◆ **Exercise prompt**:
Here is a listing. Write it all out again exactly, but not its pictures.

-- Provided information follows --

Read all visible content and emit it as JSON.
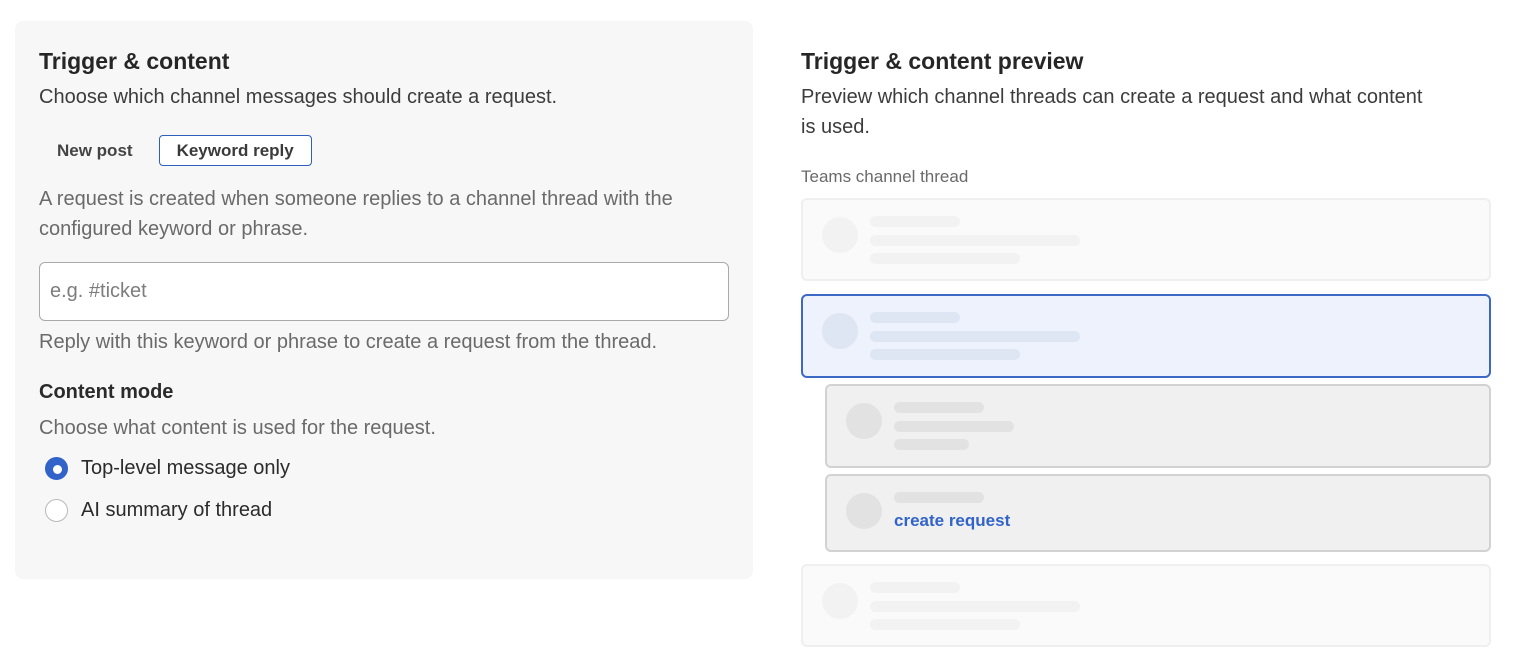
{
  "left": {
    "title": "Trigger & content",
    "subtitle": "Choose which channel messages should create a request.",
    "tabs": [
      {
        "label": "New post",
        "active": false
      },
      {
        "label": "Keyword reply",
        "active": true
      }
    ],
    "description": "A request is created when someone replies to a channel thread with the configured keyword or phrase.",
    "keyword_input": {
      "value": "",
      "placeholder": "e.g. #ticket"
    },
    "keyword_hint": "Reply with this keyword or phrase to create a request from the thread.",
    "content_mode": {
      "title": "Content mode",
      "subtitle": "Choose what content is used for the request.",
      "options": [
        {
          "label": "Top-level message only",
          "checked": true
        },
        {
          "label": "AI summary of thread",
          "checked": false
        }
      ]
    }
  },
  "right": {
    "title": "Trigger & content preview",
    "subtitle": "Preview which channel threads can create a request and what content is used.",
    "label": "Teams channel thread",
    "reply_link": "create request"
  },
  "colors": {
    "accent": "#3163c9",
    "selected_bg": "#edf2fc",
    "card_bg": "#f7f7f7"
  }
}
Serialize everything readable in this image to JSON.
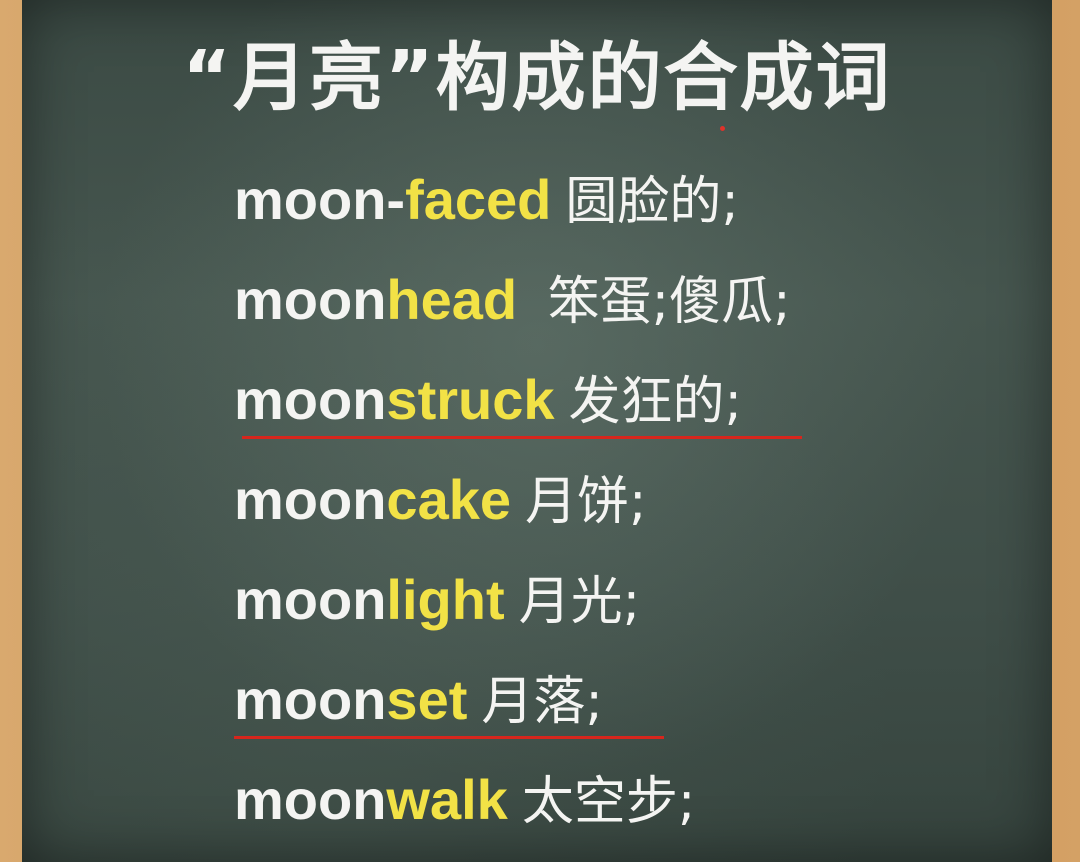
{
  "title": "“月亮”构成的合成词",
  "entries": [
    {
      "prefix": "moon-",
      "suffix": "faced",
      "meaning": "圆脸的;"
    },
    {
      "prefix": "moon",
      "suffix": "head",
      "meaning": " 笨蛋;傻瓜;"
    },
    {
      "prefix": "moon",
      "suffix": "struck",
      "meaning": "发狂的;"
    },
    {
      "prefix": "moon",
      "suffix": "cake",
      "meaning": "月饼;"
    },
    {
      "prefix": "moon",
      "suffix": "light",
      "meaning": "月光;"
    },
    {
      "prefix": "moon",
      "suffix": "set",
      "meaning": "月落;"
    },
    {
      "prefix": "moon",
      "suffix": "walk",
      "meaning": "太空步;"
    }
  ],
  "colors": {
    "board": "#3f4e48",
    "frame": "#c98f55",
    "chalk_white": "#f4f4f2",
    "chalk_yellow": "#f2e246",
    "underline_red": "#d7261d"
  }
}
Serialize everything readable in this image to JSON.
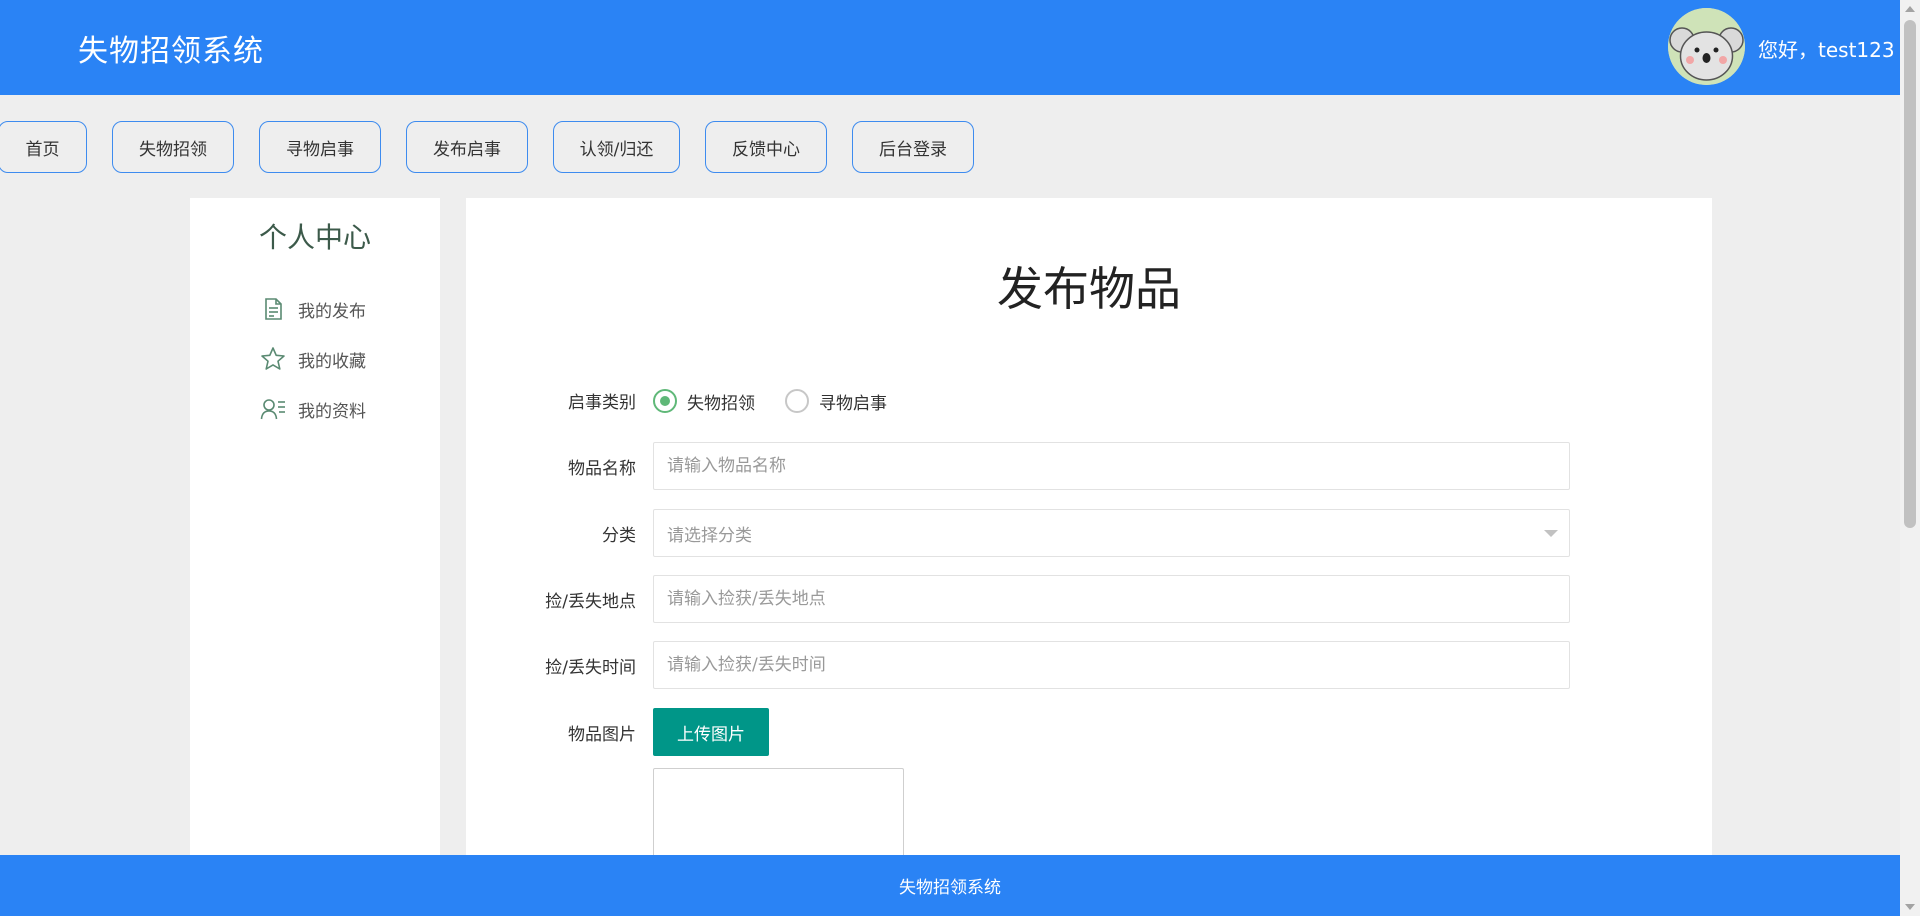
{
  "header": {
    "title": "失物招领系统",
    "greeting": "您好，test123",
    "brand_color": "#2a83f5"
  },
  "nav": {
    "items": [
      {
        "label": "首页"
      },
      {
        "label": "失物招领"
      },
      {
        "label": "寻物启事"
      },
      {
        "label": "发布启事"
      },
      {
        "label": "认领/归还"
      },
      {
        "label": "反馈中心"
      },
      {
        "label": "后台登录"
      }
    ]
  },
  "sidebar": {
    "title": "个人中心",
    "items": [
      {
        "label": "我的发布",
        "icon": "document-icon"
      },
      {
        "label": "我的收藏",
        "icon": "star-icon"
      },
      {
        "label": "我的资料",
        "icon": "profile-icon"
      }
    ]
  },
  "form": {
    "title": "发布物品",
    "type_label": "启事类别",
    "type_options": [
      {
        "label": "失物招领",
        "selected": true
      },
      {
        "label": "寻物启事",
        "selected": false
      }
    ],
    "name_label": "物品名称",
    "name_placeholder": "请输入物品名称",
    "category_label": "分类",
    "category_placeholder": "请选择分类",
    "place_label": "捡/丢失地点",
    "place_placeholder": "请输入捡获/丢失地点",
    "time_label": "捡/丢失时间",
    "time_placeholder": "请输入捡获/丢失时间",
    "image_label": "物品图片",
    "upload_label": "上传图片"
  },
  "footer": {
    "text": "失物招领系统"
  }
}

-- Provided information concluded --

◆ **Answer for the task**:
Read all visible content and emit it as JSON.
{
  "left": {
    "title": "Trigger & content",
    "subtitle": "Choose which channel messages should create a request.",
    "tabs": [
      {
        "label": "New post",
        "active": false
      },
      {
        "label": "Keyword reply",
        "active": true
      }
    ],
    "description": "A request is created when someone replies to a channel thread with the configured keyword or phrase.",
    "keyword_input": {
      "value": "",
      "placeholder": "e.g. #ticket"
    },
    "keyword_hint": "Reply with this keyword or phrase to create a request from the thread.",
    "content_mode": {
      "title": "Content mode",
      "subtitle": "Choose what content is used for the request.",
      "options": [
        {
          "label": "Top-level message only",
          "checked": true
        },
        {
          "label": "AI summary of thread",
          "checked": false
        }
      ]
    }
  },
  "right": {
    "title": "Trigger & content preview",
    "subtitle": "Preview which channel threads can create a request and what content is used.",
    "label": "Teams channel thread",
    "reply_link": "create request"
  },
  "colors": {
    "accent": "#3163c9",
    "selected_bg": "#edf2fc",
    "card_bg": "#f7f7f7"
  }
}
Serialize everything readable in this image to JSON.
{
  "title": "“月亮”构成的合成词",
  "entries": [
    {
      "prefix": "moon-",
      "suffix": "faced",
      "meaning": "圆脸的;"
    },
    {
      "prefix": "moon",
      "suffix": "head",
      "meaning": " 笨蛋;傻瓜;"
    },
    {
      "prefix": "moon",
      "suffix": "struck",
      "meaning": "发狂的;"
    },
    {
      "prefix": "moon",
      "suffix": "cake",
      "meaning": "月饼;"
    },
    {
      "prefix": "moon",
      "suffix": "light",
      "meaning": "月光;"
    },
    {
      "prefix": "moon",
      "suffix": "set",
      "meaning": "月落;"
    },
    {
      "prefix": "moon",
      "suffix": "walk",
      "meaning": "太空步;"
    }
  ],
  "colors": {
    "board": "#3f4e48",
    "frame": "#c98f55",
    "chalk_white": "#f4f4f2",
    "chalk_yellow": "#f2e246",
    "underline_red": "#d7261d"
  }
}
Serialize everything readable in this image to JSON.
{
  "header": {
    "title": "失物招领系统",
    "greeting": "您好，test123",
    "brand_color": "#2a83f5"
  },
  "nav": {
    "items": [
      {
        "label": "首页"
      },
      {
        "label": "失物招领"
      },
      {
        "label": "寻物启事"
      },
      {
        "label": "发布启事"
      },
      {
        "label": "认领/归还"
      },
      {
        "label": "反馈中心"
      },
      {
        "label": "后台登录"
      }
    ]
  },
  "sidebar": {
    "title": "个人中心",
    "items": [
      {
        "label": "我的发布",
        "icon": "document-icon"
      },
      {
        "label": "我的收藏",
        "icon": "star-icon"
      },
      {
        "label": "我的资料",
        "icon": "profile-icon"
      }
    ]
  },
  "form": {
    "title": "发布物品",
    "type_label": "启事类别",
    "type_options": [
      {
        "label": "失物招领",
        "selected": true
      },
      {
        "label": "寻物启事",
        "selected": false
      }
    ],
    "name_label": "物品名称",
    "name_placeholder": "请输入物品名称",
    "category_label": "分类",
    "category_placeholder": "请选择分类",
    "place_label": "捡/丢失地点",
    "place_placeholder": "请输入捡获/丢失地点",
    "time_label": "捡/丢失时间",
    "time_placeholder": "请输入捡获/丢失时间",
    "image_label": "物品图片",
    "upload_label": "上传图片"
  },
  "footer": {
    "text": "失物招领系统"
  }
}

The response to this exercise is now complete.